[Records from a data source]
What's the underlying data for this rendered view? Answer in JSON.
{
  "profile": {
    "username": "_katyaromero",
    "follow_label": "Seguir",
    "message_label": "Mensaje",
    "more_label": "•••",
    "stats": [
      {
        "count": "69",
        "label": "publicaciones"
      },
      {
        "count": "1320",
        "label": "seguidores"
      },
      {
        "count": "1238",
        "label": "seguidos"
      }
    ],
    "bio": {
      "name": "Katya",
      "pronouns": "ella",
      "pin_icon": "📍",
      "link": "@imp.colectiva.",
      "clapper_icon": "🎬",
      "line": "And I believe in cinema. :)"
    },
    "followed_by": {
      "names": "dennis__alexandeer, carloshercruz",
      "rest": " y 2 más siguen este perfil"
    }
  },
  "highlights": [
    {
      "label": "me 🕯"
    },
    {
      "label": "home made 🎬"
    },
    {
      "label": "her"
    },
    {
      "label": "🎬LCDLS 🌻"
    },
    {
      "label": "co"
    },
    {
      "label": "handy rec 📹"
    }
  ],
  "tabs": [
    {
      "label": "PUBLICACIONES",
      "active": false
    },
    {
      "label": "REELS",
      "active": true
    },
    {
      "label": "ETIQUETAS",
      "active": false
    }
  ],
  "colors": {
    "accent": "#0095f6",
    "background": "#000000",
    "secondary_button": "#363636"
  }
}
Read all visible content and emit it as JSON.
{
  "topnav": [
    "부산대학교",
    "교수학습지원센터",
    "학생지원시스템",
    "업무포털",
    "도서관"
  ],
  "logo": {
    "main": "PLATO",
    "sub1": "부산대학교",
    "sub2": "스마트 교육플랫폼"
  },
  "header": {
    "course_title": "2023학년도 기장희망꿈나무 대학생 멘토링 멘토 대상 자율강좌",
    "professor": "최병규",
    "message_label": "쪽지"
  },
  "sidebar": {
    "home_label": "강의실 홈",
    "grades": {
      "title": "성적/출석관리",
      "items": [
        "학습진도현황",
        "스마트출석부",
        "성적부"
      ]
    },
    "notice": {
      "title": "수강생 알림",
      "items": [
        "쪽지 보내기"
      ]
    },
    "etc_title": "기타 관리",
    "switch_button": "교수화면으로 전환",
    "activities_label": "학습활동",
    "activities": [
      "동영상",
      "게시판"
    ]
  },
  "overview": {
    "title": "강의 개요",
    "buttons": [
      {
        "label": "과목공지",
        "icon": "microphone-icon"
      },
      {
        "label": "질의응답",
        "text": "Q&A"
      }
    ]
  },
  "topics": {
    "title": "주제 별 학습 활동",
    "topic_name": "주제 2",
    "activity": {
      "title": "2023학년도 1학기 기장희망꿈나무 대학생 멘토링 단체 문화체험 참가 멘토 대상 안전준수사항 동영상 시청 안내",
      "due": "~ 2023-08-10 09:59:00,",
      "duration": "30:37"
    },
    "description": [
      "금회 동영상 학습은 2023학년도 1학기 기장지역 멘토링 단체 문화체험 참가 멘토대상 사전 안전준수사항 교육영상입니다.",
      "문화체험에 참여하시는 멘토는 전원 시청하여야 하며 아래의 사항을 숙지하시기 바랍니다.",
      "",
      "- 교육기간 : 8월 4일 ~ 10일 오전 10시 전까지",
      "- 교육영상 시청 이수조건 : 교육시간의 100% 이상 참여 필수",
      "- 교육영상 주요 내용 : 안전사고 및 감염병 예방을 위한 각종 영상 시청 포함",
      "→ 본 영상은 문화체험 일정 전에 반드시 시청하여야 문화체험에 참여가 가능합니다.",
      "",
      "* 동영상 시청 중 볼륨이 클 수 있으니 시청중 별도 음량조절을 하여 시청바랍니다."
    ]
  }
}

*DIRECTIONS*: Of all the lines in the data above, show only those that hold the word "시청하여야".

*WRITTEN SOLUTION*:
      "문화체험에 참여하시는 멘토는 전원 시청하여야 하며 아래의 사항을 숙지하시기 바랍니다.",
      "→ 본 영상은 문화체험 일정 전에 반드시 시청하여야 문화체험에 참여가 가능합니다.",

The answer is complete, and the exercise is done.